In the last few decades, however, the push towards health by insurance and processing of the sick through institutional systems did away with the visiting doctor for years, slowly creating a system of financial haves and have-nots. Those who could afford insurance obtained health coverage. Those who could not end up never visiting the doctor at all or relied on a free clinic here or there. By the 2000s, this problem was widespread as evidenced by the thousands who showed up for special dental and health check clinics organized by volunteer doctors.
Bring Health Back to People Where They Are
In the push to reach out and reverse the above trend, mobile health clinics started to be created, first as small local projects and then as larger outreach programs funded by government grants and non-profit support. They have also realized a role in disaster response as well. The concept is simple – bring health to the people. With a mobile unit, a doctor and support staff move from location to location where the poor live and provide free or low-cost direct health service. The impact has been significant as it 1) eliminates the distance problem blocking people from getting to health services, 2) avoids the cost problem, and 3) provides real health checkups, exams, and medicine for people who really need it.
Medical Flexibility Means Streamlining
The effectiveness of mobile clinics starts with their equipment. The tools and containment need to be both compact and functional. There is only so much room available in a trailer redesigned to be a clinical office, and it also needs to be able to store supplies, hazardous materials removal, and workspace for the doctor and patient. So, the standard approach with clinical equipment doesn’t automatically work. Some tools have to be crossed out because they simply aren’t compatible with the tight space. On the other hand, choices like C-arm designs (minicarm.com) make considerable sense, being compact and effective for treatment in a mobile system.

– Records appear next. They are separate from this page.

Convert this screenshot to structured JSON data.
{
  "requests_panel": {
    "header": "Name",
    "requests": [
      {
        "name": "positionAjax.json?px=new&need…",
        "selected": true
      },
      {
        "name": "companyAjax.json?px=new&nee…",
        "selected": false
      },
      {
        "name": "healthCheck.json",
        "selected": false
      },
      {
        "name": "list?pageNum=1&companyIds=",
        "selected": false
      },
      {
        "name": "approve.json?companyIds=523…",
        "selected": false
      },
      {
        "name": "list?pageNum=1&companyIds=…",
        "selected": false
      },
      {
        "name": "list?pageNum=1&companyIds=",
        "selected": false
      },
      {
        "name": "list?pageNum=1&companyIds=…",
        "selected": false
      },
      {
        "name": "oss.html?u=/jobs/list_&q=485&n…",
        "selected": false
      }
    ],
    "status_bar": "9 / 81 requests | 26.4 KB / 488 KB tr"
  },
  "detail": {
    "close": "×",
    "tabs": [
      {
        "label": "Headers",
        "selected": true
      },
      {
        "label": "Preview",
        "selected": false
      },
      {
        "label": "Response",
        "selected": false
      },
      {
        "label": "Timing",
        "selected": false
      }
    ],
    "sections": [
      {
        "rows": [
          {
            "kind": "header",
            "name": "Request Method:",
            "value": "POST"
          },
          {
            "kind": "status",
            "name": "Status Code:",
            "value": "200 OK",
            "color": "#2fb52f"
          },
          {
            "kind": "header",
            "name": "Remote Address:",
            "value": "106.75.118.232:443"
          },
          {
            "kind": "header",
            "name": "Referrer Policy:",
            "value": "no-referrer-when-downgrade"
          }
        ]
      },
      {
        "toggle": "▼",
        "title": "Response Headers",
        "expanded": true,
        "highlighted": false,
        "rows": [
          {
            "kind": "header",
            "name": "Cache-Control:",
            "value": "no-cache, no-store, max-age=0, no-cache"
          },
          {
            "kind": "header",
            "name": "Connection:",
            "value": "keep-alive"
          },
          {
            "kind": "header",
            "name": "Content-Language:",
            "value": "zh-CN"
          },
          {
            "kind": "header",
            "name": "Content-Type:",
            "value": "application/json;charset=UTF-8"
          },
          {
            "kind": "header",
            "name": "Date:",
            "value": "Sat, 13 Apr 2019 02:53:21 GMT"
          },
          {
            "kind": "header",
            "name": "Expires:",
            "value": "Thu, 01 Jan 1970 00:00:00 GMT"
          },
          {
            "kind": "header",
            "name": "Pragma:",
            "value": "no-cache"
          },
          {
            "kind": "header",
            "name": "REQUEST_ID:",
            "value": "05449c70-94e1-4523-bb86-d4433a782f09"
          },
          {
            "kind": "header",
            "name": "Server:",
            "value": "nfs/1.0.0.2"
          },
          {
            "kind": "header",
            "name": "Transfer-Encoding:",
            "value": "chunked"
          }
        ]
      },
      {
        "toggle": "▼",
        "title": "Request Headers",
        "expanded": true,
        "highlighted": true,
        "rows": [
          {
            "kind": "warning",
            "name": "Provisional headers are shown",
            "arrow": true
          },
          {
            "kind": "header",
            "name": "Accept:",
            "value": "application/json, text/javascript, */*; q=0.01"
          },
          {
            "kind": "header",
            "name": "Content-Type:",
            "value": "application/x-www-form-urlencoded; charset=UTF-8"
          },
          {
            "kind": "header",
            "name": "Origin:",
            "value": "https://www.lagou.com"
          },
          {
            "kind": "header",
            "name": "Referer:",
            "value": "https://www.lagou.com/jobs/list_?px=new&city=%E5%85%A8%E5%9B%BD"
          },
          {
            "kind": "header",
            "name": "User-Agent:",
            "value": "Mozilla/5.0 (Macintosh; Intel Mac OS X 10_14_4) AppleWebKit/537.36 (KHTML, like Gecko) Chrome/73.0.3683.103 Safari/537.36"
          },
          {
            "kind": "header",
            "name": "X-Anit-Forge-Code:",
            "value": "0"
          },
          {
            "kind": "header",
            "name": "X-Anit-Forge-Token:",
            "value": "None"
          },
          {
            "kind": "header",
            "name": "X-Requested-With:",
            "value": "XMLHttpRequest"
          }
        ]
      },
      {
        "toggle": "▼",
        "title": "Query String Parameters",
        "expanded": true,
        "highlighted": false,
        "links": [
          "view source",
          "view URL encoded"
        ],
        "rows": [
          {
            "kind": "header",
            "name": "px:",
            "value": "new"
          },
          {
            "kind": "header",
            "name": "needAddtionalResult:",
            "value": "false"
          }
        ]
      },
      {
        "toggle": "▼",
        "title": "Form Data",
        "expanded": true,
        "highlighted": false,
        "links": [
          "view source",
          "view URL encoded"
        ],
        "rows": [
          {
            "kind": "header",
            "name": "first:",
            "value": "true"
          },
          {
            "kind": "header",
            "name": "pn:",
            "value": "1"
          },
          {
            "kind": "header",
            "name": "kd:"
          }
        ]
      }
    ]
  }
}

The ultimate utility of mobile health clinics depends on how well they reach out as well as how much funding can be put behind them to keep going. After all, these programs are not intended to be profitable; they are outreach to those who can’t afford health otherwise. That said, as long as clinics are supported, smart medical equipment can contribute to making a difference across the U.S. as a result.